- [What is expected]: Go through the entries below and write each one out exactly.

(Records from a data source)
++++++++++

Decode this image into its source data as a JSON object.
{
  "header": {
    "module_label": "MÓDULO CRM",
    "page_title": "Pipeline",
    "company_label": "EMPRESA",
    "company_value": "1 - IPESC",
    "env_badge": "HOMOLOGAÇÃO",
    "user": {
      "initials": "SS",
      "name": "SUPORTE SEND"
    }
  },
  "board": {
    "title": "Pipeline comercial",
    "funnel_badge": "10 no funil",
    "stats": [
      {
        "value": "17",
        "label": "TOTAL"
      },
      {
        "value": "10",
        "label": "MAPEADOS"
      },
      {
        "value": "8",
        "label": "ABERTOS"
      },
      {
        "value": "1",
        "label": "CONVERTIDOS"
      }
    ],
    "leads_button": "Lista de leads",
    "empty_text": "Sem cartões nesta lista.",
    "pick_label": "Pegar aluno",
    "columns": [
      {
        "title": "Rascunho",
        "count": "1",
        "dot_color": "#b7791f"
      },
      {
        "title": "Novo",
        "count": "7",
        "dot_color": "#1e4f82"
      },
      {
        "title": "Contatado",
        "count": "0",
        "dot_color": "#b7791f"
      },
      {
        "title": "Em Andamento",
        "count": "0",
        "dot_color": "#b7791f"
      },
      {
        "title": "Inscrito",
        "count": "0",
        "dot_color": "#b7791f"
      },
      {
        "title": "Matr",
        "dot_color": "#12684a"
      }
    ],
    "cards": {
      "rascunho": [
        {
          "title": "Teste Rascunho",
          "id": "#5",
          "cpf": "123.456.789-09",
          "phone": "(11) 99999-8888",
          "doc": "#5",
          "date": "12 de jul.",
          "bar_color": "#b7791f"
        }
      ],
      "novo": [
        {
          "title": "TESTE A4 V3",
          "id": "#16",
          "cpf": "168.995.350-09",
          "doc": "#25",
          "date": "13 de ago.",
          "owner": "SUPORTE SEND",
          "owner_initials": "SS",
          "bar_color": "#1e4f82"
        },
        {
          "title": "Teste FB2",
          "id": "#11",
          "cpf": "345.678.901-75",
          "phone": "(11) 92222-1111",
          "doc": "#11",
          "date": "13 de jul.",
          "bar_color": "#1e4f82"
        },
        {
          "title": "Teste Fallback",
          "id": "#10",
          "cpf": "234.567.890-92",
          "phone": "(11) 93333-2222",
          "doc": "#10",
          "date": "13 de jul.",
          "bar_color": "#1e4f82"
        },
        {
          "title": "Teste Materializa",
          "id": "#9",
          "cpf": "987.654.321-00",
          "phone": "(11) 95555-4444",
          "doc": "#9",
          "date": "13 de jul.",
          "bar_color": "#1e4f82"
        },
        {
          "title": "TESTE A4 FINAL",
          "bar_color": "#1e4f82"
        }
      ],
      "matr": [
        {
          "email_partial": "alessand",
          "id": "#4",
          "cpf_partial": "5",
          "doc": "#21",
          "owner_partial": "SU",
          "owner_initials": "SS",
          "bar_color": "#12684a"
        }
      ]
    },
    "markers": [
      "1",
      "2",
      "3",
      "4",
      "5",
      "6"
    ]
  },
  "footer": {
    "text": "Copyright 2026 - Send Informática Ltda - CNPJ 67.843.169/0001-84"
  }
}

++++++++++

- [Output for this task]:
Decode this image into its source data as a JSON object.
{
  "header": {
    "module_label": "MÓDULO CRM",
    "page_title": "Pipeline",
    "company_label": "EMPRESA",
    "company_value": "1 - IPESC",
    "env_badge": "HOMOLOGAÇÃO",
    "user": {
      "initials": "SS",
      "name": "SUPORTE SEND"
    }
  },
  "board": {
    "title": "Pipeline comercial",
    "funnel_badge": "10 no funil",
    "stats": [
      {
        "value": "17",
        "label": "TOTAL"
      },
      {
        "value": "10",
        "label": "MAPEADOS"
      },
      {
        "value": "8",
        "label": "ABERTOS"
      },
      {
        "value": "1",
        "label": "CONVERTIDOS"
      }
    ],
    "leads_button": "Lista de leads",
    "empty_text": "Sem cartões nesta lista.",
    "pick_label": "Pegar aluno",
    "columns": [
      {
        "title": "Rascunho",
        "count": "1",
        "dot_color": "#b7791f"
      },
      {
        "title": "Novo",
        "count": "7",
        "dot_color": "#1e4f82"
      },
      {
        "title": "Contatado",
        "count": "0",
        "dot_color": "#b7791f"
      },
      {
        "title": "Em Andamento",
        "count": "0",
        "dot_color": "#b7791f"
      },
      {
        "title": "Inscrito",
        "count": "0",
        "dot_color": "#b7791f"
      },
      {
        "title": "Matr",
        "dot_color": "#12684a"
      }
    ],
    "cards": {
      "rascunho": [
        {
          "title": "Teste Rascunho",
          "id": "#5",
          "cpf": "123.456.789-09",
          "phone": "(11) 99999-8888",
          "doc": "#5",
          "date": "12 de jul.",
          "bar_color": "#b7791f"
        }
      ],
      "novo": [
        {
          "title": "TESTE A4 V3",
          "id": "#16",
          "cpf": "168.995.350-09",
          "doc": "#25",
          "date": "13 de ago.",
          "owner": "SUPORTE SEND",
          "owner_initials": "SS",
          "bar_color": "#1e4f82"
        },
        {
          "title": "Teste FB2",
          "id": "#11",
          "cpf": "345.678.901-75",
          "phone": "(11) 92222-1111",
          "doc": "#11",
          "date": "13 de jul.",
          "bar_color": "#1e4f82"
        },
        {
          "title": "Teste Fallback",
          "id": "#10",
          "cpf": "234.567.890-92",
          "phone": "(11) 93333-2222",
          "doc": "#10",
          "date": "13 de jul.",
          "bar_color": "#1e4f82"
        },
        {
          "title": "Teste Materializa",
          "id": "#9",
          "cpf": "987.654.321-00",
          "phone": "(11) 95555-4444",
          "doc": "#9",
          "date": "13 de jul.",
          "bar_color": "#1e4f82"
        },
        {
          "title": "TESTE A4 FINAL",
          "bar_color": "#1e4f82"
        }
      ],
      "matr": [
        {
          "email_partial": "alessand",
          "id": "#4",
          "cpf_partial": "5",
          "doc": "#21",
          "owner_partial": "SU",
          "owner_initials": "SS",
          "bar_color": "#12684a"
        }
      ]
    },
    "markers": [
      "1",
      "2",
      "3",
      "4",
      "5",
      "6"
    ]
  },
  "footer": {
    "text": "Copyright 2026 - Send Informática Ltda - CNPJ 67.843.169/0001-84"
  }
}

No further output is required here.